Review Summary: This album: that's that shit I don't like
The title of Chief Keef’s freshman album implies something pre-determined. It speaks volumes about the 17-year-old’s attitude; it’s not that he, a lower-class teenager from the South Side of Chicago is rich, it’s that he’s finally rich- that this was always going to happen and it taking 17 years required too much patience. It’s an unorthodox attitude to have: his frequent run-ins with the law, including time spent under house arrest for weapons possession while under contract with Interscope, give the impression that he’s a loose cannon whose time spent in the trap has twisted him- an impression that certainly isn’t helped by songs like “Hate Being Sober.” From the outside, he appears to be the exact type of kid you wouldn’t want to be associated with but the implication of the title is that this was always going to happen.
'Finally Rich' shows off a kid who seems to have had everything come to him easily. The album’s opening line, “These bitches love Sosa,” is only the tip of the iceberg. Perhaps as a result of trying to conform to gangsta rap tropes, or maybe because all teenagers are fascinated by money and women, 'Finally Rich' does little more than flaunt Chief Keef’s wealth, upbringing and stable of women. However, beyond that, there’s little substance. The entire album seems to be an act of posturing: Chief goes to great lengths trying to prove that he has had no adversity to overcome and that he’s flawless. It’s not exactly desirable to hear a cocky kid describe his assets for 45 minutes especially when there’s no impact of having these things. Chief Keef has a lot of money but apparently very few assets and one can only hear about stacks of money so many times before it starts getting stale.

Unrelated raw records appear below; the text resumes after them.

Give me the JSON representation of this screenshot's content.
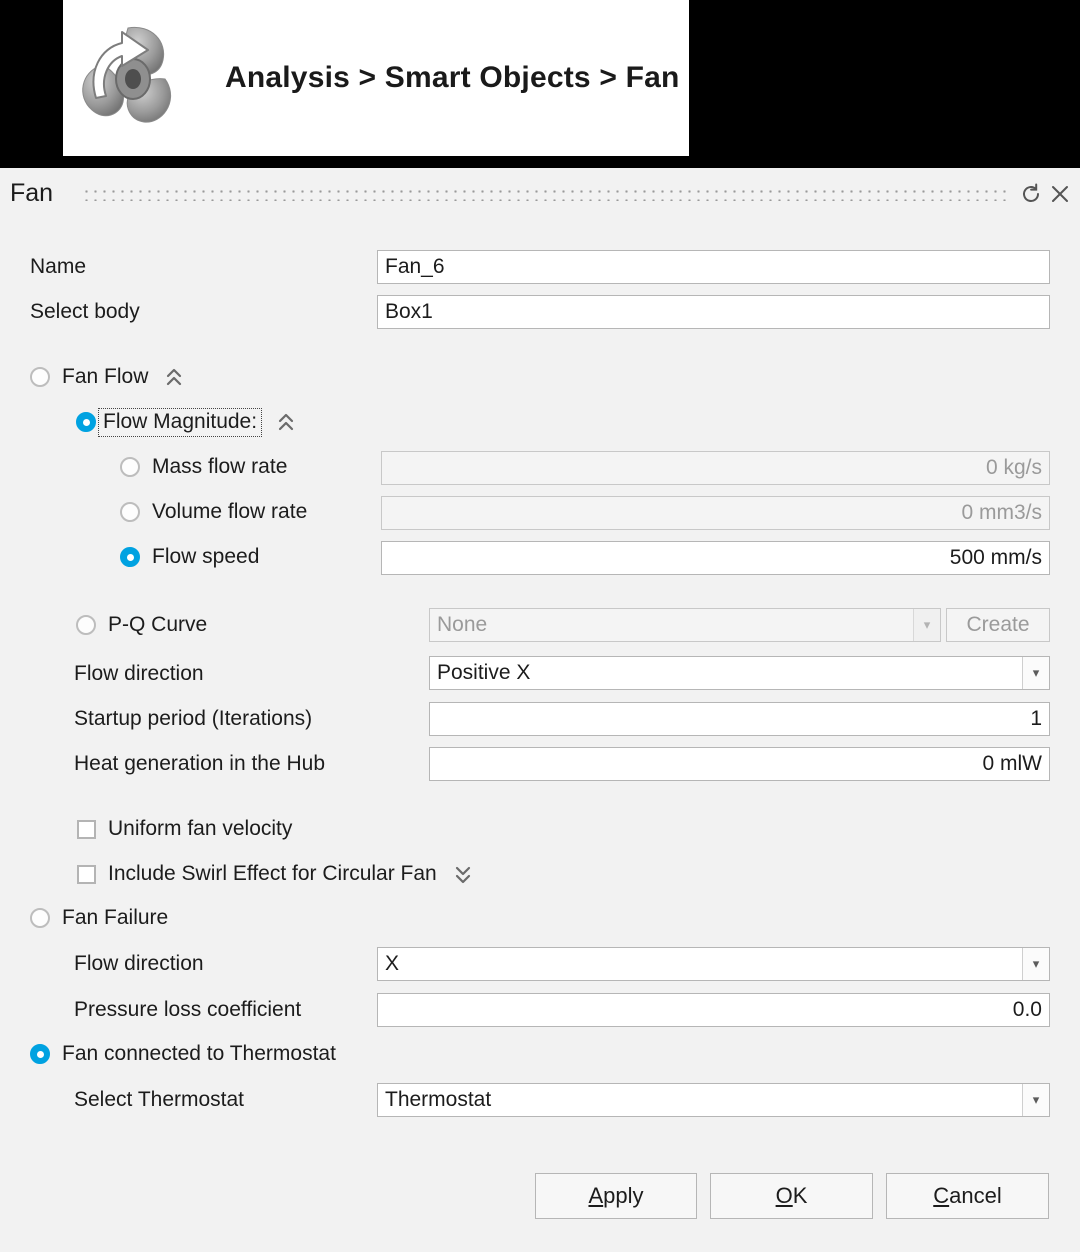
{
  "banner": {
    "icon": "fan-propeller-icon",
    "breadcrumb": "Analysis > Smart Objects > Fan"
  },
  "dialog": {
    "title": "Fan",
    "titlebar_icons": [
      {
        "name": "reset-icon",
        "glyph": "↺"
      },
      {
        "name": "close-icon",
        "glyph": "✕"
      }
    ],
    "fields": {
      "name_label": "Name",
      "name_value": "Fan_6",
      "body_label": "Select body",
      "body_value": "Box1"
    },
    "fan_flow": {
      "label": "Fan Flow",
      "selected": false,
      "collapse_icon": "chevron-double-up-icon",
      "flow_magnitude": {
        "label": "Flow Magnitude:",
        "selected": true,
        "focused": true,
        "collapse_icon": "chevron-double-up-icon",
        "options": [
          {
            "label": "Mass flow rate",
            "selected": false,
            "value": "0 kg/s",
            "enabled": false
          },
          {
            "label": "Volume flow rate",
            "selected": false,
            "value": "0 mm3/s",
            "enabled": false
          },
          {
            "label": "Flow speed",
            "selected": true,
            "value": "500 mm/s",
            "enabled": true
          }
        ]
      },
      "pq_curve": {
        "label": "P-Q Curve",
        "selected": false,
        "enabled": false,
        "dropdown_value": "None",
        "create_label": "Create"
      },
      "flow_direction_label": "Flow direction",
      "flow_direction_value": "Positive X",
      "startup_label": "Startup period (Iterations)",
      "startup_value": "1",
      "heat_label": "Heat generation in the Hub",
      "heat_value": "0 mlW",
      "uniform_velocity": {
        "label": "Uniform fan velocity",
        "checked": false
      },
      "swirl_effect": {
        "label": "Include Swirl Effect for Circular Fan",
        "checked": false,
        "expand_icon": "chevron-double-down-icon"
      }
    },
    "fan_failure": {
      "label": "Fan Failure",
      "selected": false,
      "flow_direction_label": "Flow direction",
      "flow_direction_value": "X",
      "pressure_loss_label": "Pressure loss coefficient",
      "pressure_loss_value": "0.0"
    },
    "thermostat": {
      "label": "Fan connected to Thermostat",
      "selected": true,
      "select_label": "Select Thermostat",
      "select_value": "Thermostat"
    },
    "buttons": {
      "apply": {
        "mnemonic": "A",
        "rest": "pply"
      },
      "ok": {
        "mnemonic": "O",
        "rest": "K"
      },
      "cancel": {
        "mnemonic": "C",
        "rest": "ancel"
      }
    }
  },
  "colors": {
    "accent": "#00a2e1",
    "dialog_bg": "#f2f2f2",
    "text": "#1c1c1c",
    "disabled_text": "#9a9a9a"
  }
}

However, lyrical substance rarely needs to be included in the discussion of an album like this. When considering an artist like Waka Flocka Flame, one is distracted by his energy and the beats to the point where the lyrics are inconsequential. 'Finally Rich' should be an experience that indulges the listener with the many pleasures of Chief Keef’s life while providing them with cheap entertainment. The result is the opposite of the intent: the prevalent repetition grinds to the point where even some of the best songs- “Love Sosa,” “Kay Kay”- are rendered nearly unlistenable and the worst of the lot aren’t even worth listening to all the way through. The distractions that keep Flocka relevant are nowhere to be found on 'Finally Rich.' The beats are dominated by aggressive snare rolls and claps that all blend together with the exception of the scattered “bang bangs” or other catchphrases that are egregiously dropped in the background. The imitation Lex Lugers who produced clearly misplaced their cymbal kits and 808’s because both elements- trademarks of the trap beat- are noticeably absent. Chief Keef himself sounds as if he has gravel stuffed in his cheeks and he just swallowed a bottle of Nyquil. His marblemouthed flow is partly to blame for the quality of the beats- it seems that Chief can’t rap fast enough to handle an up-tempo beat.
'Finally Rich' is routine in every way. The homogeneous soundscapes run together to create the impression that the album is one long song and Chief Keef’s one-note rapping and lack of inflection certainly doesn’t help to break the monotony. Even the guest appearances are drab- Young Jeezy sounds bored to be on such a lazy beat, French Montana is barely noticeable and Rick Ross fails to excite on “3hunna.” The hooks are often longer than Chief’s useless verses and rarely even verge on catchy. Overall, 'Finally Rich' sounds like a ‘Bricksquad from the suburbs’ style parody that a couple friends could throw together over the weekend. It’s an album that was obviously made by a spoiled teenager, which ultimately proves to be the only pre-determined quality of the album. Chief Keef may believe he deserves to be rich, but the album shows he also doesn’t feel he needs to work to earn his keep.